If I'd make this again I would probably change the separate button bands for a cut on facing for an even smoother effect.



I think next time I could go down a size to 36. I would also add a few centimeters to the the shoulder width now that I've seen it in action while worn with a chunky sweater with a wider v-neck. Check the little gap on the right:




It was a fun project to make and the pattern went together well.
KnipmodeChallenge2017: 2 down, 10 to go!

To continue this selfless sewing story: back in January I posted a picture on Instagram of a silk organza pressing cloth I made for myself to replace the one I had accidentally cut up. To prevent further klutz action I serged it with hot pink thread for easy identification. Much to my surprise I saw a message from my daughter in the comments, hinting that she would love to get a similar one as a birthday present. She doesn't have a dedicated sewing space so I made a little zipper bag to store it near her ironing board.




It was my very first time using a rotary cutter and I was trying so hard not to hurt myself in the process that I completely forgot to take pictures. (I'm not sold on the scary tool)

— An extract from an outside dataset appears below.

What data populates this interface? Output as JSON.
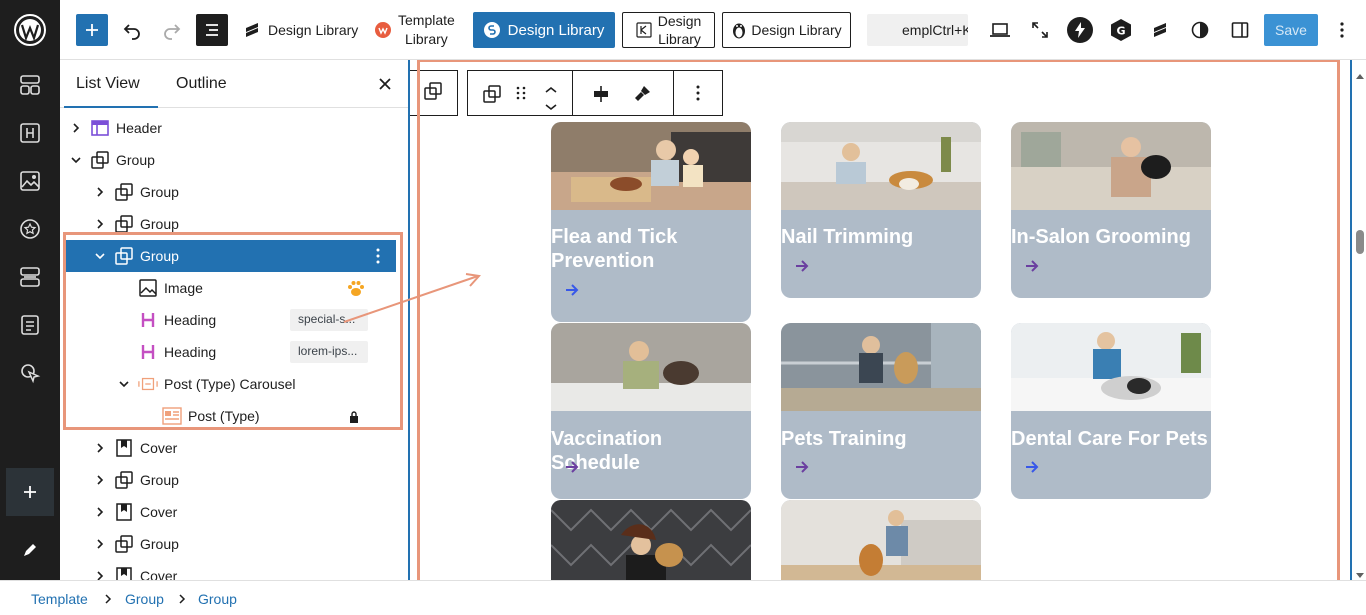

Luckily thanks to daughter's boyfriend we have the birthday pictures and a few very artistic shots of the project!







Don't you love the matching tulips?